# Why is acceleration due to gravity constant?

• I
Hello, I understand that the gravitational force is given by F=G*M1*M2/d^2, and that if an object is more massive, it feels more gravitational force toward the Earth, but also accelerates less due to F=M*A, which cancels out. My question is not why bodies of different weights fall at the same acceleration.

My question is: When the object gets closer to the Earth's core, shouldn't the force change inversely proportional to the distance, causing the force to increase? If so, then why would the object still accelerate at the same rate toward the Earth's core (the force is increasing, but the object has the same amount of mass)? Thank you in advance.

It seems you're asking why we assume a constant 9.8 m/s^2 acceleration regardless of the height (near ground level). This is only an approximation, and a very good one. You're right; the force increases as the objects get closer, but when looking at a small mass compared to the earth, moving closer barely changes the force at all, so it is nice to simplify it by saying the acceleration is constant (near the surface). When you start talking about orbiting satellites and whatnot, this approximation is no longer valid.

Delta2
Homework Helper
Gold Member
In physics very often we do approximations or assumptions that are not 100% true , but they simplify the calculations a lot. But you must know to do the proper approximations (depending on the problem we must do the proper approximations) in order your final result or final conclusion to be mostly valid (yet it cant be 100% valid).

Drakkith
Staff Emeritus
My question is: When the object gets closer to the Earth's core, shouldn't the force change inversely proportional to the distance, causing the force to increase?
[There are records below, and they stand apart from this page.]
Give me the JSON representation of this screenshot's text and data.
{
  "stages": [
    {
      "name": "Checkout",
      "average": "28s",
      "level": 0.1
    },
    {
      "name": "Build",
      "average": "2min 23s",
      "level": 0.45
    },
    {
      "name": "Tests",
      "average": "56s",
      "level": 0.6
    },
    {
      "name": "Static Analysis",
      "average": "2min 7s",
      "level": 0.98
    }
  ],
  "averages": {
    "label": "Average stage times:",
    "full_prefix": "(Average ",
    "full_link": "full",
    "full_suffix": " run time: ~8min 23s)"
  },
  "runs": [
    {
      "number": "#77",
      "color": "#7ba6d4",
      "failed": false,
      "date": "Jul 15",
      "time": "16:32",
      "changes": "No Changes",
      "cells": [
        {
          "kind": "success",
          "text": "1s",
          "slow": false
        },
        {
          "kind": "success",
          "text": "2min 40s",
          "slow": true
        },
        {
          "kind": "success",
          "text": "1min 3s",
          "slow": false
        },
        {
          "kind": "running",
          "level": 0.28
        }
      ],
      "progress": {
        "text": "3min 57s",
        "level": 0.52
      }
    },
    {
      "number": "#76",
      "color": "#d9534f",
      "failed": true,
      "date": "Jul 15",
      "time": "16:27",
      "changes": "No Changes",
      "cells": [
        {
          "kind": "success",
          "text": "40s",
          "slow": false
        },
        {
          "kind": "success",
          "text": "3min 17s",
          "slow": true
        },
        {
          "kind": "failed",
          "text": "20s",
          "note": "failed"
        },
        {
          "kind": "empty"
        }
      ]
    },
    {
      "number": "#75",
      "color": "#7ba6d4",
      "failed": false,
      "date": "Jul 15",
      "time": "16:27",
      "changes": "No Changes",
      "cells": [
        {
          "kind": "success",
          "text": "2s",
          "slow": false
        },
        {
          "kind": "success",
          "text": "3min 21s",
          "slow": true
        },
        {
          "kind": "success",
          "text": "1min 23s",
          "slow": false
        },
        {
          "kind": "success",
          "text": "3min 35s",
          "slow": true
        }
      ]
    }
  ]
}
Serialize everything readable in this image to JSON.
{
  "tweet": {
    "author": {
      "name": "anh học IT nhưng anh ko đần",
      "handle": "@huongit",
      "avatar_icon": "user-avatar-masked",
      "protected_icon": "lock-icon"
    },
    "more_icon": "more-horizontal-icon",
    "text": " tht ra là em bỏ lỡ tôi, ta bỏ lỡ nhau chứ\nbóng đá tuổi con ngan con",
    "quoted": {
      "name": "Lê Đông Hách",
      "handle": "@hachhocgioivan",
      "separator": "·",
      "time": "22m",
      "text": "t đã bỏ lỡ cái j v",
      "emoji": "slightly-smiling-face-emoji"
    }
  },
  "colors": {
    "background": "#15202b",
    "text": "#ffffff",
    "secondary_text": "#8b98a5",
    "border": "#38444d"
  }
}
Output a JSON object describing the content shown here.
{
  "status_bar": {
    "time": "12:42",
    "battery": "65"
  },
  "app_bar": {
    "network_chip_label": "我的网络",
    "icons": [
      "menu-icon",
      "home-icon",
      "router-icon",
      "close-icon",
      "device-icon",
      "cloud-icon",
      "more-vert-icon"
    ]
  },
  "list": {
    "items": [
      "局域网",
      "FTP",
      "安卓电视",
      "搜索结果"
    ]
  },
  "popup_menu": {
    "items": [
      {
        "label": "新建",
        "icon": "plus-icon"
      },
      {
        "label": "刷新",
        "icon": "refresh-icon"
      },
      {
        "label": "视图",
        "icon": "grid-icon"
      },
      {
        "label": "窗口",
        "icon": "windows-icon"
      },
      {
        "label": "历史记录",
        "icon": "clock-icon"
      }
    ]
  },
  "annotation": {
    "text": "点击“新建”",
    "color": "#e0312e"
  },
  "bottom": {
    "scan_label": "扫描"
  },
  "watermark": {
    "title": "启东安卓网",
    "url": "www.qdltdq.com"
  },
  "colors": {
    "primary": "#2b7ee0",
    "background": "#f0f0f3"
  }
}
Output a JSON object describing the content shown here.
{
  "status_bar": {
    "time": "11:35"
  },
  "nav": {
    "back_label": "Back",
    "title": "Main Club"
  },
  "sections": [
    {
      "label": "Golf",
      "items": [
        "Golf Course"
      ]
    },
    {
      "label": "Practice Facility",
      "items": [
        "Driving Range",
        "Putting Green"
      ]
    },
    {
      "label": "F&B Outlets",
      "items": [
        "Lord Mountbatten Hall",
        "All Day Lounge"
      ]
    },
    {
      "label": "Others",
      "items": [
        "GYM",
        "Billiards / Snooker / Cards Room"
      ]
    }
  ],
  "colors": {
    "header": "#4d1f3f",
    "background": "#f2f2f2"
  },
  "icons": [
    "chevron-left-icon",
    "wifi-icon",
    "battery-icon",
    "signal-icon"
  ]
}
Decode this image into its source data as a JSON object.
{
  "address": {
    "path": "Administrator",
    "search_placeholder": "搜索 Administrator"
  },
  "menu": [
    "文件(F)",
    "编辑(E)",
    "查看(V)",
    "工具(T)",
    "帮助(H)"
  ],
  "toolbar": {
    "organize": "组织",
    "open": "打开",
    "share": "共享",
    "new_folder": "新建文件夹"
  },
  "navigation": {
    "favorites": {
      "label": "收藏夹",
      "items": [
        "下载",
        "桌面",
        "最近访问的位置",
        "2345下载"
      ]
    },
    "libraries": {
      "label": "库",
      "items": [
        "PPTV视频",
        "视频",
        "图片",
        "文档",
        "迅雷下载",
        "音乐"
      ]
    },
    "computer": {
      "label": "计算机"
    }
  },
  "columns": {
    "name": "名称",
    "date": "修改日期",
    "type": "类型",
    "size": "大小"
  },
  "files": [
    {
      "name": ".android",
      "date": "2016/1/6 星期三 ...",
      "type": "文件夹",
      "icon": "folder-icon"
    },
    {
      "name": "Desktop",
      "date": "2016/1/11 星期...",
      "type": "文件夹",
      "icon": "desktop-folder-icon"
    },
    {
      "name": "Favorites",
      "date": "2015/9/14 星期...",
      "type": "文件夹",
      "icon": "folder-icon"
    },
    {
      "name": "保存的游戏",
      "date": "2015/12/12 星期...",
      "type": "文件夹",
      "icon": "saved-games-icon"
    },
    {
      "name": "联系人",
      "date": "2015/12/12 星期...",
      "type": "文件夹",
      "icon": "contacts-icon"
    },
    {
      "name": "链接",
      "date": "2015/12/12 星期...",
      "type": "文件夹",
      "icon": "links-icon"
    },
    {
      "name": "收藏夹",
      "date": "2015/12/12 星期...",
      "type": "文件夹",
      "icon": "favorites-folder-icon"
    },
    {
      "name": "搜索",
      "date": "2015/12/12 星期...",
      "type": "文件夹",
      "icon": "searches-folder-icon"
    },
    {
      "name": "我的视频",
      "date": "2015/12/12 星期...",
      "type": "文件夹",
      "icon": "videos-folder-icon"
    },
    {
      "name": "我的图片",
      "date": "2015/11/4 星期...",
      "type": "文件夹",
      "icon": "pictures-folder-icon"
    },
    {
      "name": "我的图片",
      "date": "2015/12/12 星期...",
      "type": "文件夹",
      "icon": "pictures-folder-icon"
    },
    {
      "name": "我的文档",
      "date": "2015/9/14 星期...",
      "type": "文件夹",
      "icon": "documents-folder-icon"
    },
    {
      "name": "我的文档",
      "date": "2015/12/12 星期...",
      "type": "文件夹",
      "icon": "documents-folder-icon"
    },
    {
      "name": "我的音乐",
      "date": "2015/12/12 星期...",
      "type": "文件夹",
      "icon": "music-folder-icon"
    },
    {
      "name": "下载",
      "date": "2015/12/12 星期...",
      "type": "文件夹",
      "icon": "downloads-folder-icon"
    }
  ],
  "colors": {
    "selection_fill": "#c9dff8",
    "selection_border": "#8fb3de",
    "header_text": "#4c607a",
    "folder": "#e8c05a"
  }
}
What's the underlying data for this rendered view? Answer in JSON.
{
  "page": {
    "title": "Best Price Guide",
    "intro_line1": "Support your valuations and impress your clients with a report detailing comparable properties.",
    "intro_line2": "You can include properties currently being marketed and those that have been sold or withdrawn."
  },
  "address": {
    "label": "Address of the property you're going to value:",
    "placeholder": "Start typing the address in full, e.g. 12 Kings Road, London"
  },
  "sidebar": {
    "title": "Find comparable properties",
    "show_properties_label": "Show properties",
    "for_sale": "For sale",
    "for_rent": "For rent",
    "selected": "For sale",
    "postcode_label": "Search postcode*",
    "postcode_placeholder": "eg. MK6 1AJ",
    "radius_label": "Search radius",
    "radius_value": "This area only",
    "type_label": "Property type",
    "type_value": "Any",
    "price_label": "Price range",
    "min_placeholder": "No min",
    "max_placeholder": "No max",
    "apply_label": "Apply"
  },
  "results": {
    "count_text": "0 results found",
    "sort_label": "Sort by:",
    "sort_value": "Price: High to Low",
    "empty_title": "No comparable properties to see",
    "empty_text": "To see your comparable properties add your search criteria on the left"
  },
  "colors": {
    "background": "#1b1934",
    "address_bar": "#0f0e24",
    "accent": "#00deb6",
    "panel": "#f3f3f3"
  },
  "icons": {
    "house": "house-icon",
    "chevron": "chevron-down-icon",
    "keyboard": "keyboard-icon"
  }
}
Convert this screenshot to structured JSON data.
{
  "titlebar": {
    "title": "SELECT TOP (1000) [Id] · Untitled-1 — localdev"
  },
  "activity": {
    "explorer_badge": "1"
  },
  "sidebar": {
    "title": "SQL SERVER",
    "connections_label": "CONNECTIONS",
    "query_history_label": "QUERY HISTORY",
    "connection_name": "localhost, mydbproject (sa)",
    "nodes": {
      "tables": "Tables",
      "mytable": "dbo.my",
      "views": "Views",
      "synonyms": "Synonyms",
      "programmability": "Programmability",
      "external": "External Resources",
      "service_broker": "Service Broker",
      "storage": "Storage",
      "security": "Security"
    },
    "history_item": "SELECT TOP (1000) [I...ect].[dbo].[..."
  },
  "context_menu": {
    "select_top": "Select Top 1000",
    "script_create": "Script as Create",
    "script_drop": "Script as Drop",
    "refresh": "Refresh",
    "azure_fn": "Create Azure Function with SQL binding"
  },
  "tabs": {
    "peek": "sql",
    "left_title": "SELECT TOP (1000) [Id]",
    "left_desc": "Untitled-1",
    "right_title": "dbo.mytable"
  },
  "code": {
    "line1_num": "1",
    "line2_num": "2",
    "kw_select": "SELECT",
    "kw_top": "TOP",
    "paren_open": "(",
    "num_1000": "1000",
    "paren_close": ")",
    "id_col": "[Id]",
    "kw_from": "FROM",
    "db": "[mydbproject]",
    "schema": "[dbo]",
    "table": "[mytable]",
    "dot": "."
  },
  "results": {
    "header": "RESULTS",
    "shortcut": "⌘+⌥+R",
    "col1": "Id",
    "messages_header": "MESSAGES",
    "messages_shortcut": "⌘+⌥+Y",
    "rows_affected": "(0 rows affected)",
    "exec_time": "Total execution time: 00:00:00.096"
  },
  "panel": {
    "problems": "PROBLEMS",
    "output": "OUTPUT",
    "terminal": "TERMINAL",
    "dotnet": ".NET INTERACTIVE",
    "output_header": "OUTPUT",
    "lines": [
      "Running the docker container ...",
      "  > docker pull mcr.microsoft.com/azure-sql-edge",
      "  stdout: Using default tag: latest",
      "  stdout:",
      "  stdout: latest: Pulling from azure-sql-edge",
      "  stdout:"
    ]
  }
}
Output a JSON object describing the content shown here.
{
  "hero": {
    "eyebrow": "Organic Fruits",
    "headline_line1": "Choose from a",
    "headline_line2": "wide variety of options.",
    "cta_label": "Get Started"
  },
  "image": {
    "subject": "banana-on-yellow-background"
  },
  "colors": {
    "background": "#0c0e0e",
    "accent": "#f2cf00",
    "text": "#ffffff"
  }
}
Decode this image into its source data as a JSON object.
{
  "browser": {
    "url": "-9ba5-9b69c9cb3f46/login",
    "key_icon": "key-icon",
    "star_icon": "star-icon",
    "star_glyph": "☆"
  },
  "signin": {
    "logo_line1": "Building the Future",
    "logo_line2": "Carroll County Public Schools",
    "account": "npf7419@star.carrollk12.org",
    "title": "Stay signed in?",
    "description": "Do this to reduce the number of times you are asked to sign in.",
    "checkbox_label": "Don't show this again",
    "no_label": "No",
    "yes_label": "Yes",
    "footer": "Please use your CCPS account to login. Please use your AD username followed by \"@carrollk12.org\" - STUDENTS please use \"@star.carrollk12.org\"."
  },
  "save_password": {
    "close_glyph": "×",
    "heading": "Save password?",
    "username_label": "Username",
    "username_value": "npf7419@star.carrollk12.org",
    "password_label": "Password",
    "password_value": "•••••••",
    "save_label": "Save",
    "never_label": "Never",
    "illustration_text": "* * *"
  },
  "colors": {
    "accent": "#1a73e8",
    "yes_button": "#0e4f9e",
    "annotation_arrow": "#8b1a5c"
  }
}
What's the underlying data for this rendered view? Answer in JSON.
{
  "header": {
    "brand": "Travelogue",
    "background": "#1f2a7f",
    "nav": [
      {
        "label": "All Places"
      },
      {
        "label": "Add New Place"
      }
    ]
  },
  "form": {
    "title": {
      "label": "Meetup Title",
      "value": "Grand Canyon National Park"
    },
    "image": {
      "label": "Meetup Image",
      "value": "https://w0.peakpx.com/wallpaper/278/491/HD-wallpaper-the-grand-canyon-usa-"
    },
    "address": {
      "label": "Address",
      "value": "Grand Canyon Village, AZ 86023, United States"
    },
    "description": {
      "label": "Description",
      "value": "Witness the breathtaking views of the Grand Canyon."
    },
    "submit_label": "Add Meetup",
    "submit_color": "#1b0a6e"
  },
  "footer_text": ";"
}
If so, then why would the object still accelerate at the same rate toward the Earth's core (the force is increasing, but the object has the same amount of mass)?

The general formula for the gravitational force between two objects is F=GMm/r2, where M and m are the masses of the two objects, G is the gravitational constant, and r is the distance between the two centers of mass. You can see that because r is in the denominator, the force increases as the two objects get closer. However, because the distances we deal with here in our everyday lives on the surface of the Earth, the distance usually only changes by perhaps a few hundred to a few thousand feet. Since the Earth's radius is about 4,000 miles, a change of even a few thousand feet only changes the force of gravity by a very small amount. Here where I live, we are about 2400 feet above sea level. This increase in altitude of 2400 feet only changes the acceleration of an object by about 0.1 m/s2, putting us at around 9.7 m/s2 instead of 9.81 m/s2. This is a change of around 1%.

axmls and Delta2
Oh, so it does change the acceleration, just by a marginal amount in "normal" situations, so it doesn't matter as much in our everyday lives. Thanks!

ZapperZ
Staff Emeritus